Despite its title, For the love of God keeps a wide berth of any questions of doctrine, faith or belief. It says little of God, or the divinity of Christ or salvation. And perhaps that’s wise. The film is strictly a discourse in civic values and morals; an opportunity to speak to the beauty of Jesus’ ‘love thy neighbour’ message, which is something you don’t hear enough—even in church circles.
Throughout, the film returns to one verse from Matthew 5: love your enemies, pray for those who persecute you. Dickson compares these teachings to Bach’s Goldberg Variations, saying Christ’s message of kindness towards strangers was like a beautiful piece of music that not everyone was able to play very well. It’s a nice analogy but a problematic one. It assumes that, if played badly, the ensuing music is a reflection on the talent or skill of the musician and not the desire of the musician to play a different tune entirely.
Stark omissions are both the instrumentalisation of religion in the West and the routine violations of basic human rights under past and current Christian administrations in the US and Australian governments. I would have liked to see more on the current role of Christianity in the political sphere. For example, how can an administration proclaiming Christian values can forcibly separate children from parents? Only this week, US Attorney General Jeff Sessions quoted St Paul’s letter to the Romans to defend this reprehensible policy, and in doing so proved that the practice of using Christianity to cloak manifestations of human cruelty is still alive and well.
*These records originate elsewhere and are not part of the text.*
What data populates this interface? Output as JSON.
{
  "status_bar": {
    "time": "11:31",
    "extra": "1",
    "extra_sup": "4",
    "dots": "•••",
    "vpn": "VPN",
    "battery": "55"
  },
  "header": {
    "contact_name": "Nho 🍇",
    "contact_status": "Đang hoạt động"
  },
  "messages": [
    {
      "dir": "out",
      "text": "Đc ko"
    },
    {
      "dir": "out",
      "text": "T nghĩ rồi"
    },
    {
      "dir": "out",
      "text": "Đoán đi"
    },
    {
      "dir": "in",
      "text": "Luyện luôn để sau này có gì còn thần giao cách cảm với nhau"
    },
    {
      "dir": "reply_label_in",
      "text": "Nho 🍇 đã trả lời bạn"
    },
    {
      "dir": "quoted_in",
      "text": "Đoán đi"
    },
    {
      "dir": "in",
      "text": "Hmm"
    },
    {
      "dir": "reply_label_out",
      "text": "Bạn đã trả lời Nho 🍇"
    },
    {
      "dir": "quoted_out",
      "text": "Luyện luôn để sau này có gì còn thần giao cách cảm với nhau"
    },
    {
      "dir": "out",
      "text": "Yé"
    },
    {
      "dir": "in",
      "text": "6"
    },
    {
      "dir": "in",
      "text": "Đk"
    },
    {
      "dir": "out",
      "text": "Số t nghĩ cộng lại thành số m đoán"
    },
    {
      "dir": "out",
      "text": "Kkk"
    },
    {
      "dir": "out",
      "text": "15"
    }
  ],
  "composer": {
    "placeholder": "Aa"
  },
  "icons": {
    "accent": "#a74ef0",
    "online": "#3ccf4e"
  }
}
Obviously, this film was completed long before that particular crisis began, but addressing issues like these would be a more divisive but more effective way of dealing with why the faithful are leaving the Church, and I hope the CPX has something in the pipeline.
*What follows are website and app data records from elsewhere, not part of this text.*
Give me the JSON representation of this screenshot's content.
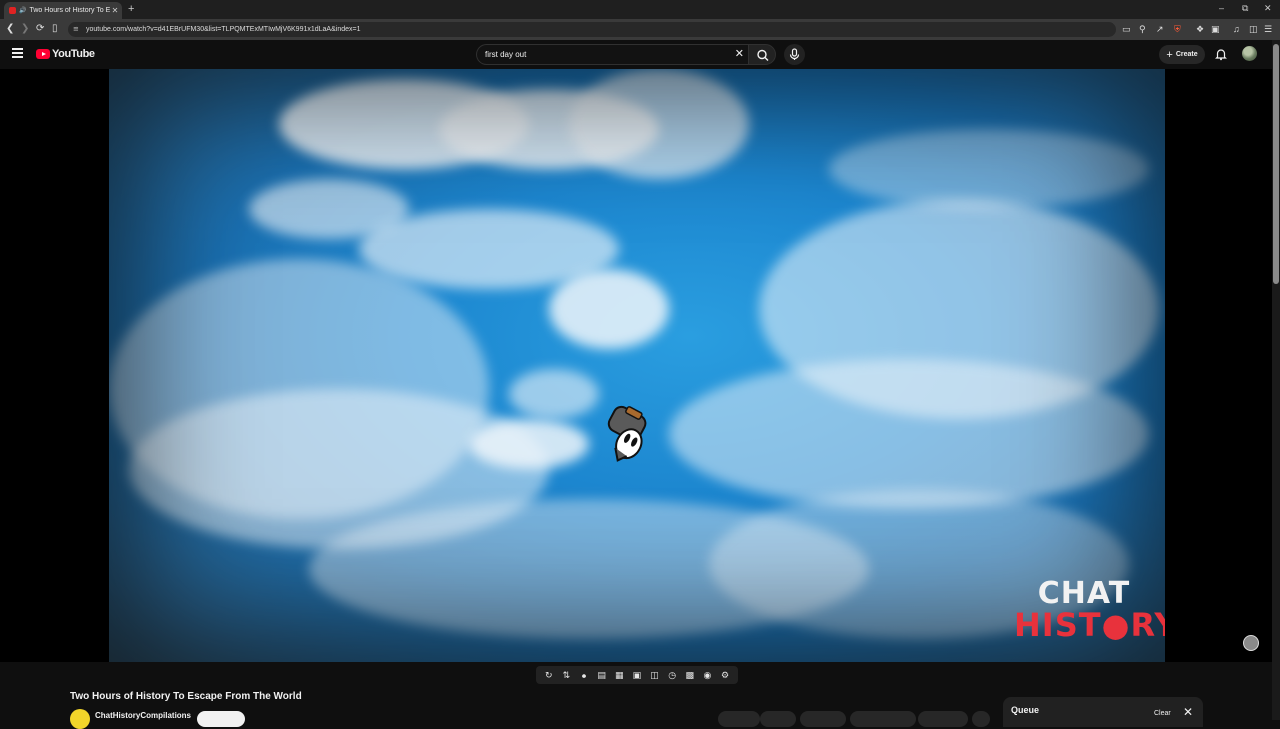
{
  "browser": {
    "tab_title": "Two Hours of History To Escape",
    "tab_audio_icon": "speaker-icon",
    "url": "youtube.com/watch?v=d41EBrUFM30&list=TLPQMTExMTIwMjV6K991x1dLaA&index=1"
  },
  "youtube": {
    "logo_text": "YouTube",
    "search_value": "first day out",
    "create_label": "Create"
  },
  "video": {
    "watermark_line1": "CHAT",
    "watermark_line2": "HIST●RY",
    "title": "Two Hours of History To Escape From The World"
  },
  "channel": {
    "name": "ChatHistoryCompilations"
  },
  "queue": {
    "title": "Queue",
    "clear_label": "Clear"
  },
  "colors": {
    "brand_red": "#ff0033",
    "background": "#0f0f0f",
    "watermark_red": "#e8323c"
  }
}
‘I feel less triumphant about Christianity as a result of this,’ says Dickson during a Q&A after the screening. ‘But I’m more convinced that Jesus wrote the most beautiful tune the world has ever known.’ And fair enough—Jesus’ message to take care of the poor and vulnerable is objectively beautiful, and the question should be why a greater portion of the global Church hasn’t embraced it.
Ultimately For the love of God is intended to provoke thought and debate and it does that well. However, it missed an opportunity to present a wider discussion on ethics and the Christian role in their evolution, instead of an exercise in Christian exceptionalism. To its credit, the film argues that what matters is people’s behavior towards one another. Maybe it doesn’t matter who invented values like humility (if indeed anyone did, and you can bet that whoever did, didn’t claim it) but who practices it.
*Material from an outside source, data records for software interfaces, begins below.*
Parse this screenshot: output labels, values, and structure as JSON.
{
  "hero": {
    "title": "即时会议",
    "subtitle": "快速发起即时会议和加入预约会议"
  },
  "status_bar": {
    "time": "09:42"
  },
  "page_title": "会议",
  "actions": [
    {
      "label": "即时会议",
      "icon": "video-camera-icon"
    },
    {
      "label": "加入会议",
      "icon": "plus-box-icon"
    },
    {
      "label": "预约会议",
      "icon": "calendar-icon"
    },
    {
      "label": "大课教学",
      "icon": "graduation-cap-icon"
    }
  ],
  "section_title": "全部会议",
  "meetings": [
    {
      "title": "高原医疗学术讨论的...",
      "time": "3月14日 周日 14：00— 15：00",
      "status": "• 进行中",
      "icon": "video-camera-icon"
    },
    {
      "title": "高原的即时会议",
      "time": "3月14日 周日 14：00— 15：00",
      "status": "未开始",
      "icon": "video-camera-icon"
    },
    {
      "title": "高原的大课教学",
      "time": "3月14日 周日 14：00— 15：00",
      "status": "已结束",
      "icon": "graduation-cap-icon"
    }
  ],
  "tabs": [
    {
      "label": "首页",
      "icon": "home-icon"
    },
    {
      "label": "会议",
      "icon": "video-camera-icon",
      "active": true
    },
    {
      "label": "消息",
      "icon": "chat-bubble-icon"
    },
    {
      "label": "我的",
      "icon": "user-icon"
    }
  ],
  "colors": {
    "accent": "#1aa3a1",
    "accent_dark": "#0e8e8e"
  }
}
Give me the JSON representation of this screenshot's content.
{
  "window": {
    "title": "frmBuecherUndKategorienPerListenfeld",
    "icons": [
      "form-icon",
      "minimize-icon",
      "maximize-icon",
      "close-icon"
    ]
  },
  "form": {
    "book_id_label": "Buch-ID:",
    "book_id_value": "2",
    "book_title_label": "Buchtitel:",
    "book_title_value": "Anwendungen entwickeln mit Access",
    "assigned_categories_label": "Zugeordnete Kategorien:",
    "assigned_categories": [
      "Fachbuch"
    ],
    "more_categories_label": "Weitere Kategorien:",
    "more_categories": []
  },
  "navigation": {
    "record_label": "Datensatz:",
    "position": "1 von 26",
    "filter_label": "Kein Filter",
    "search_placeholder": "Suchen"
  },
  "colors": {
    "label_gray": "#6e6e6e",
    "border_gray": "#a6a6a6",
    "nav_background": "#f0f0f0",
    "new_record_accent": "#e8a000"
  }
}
For the Love of God presents Christianity as a system of virtues and values, then examines how the Church seems often incapable or unwilling to adhere to them. But that same story could apply to all religious, philosophical and political movements throughout history. After all, to err is human. Still, I’m glad the CPX made the film and given the amount of room left to cover other relevant material, I hope they make more like it.
For the love of God will be released online as four separate episodes on 1 July. If you’re interested in hosting a screening of For the love of God, contact cinema-on-demand platform Fan-Force.com which will bring the film to your local cinema.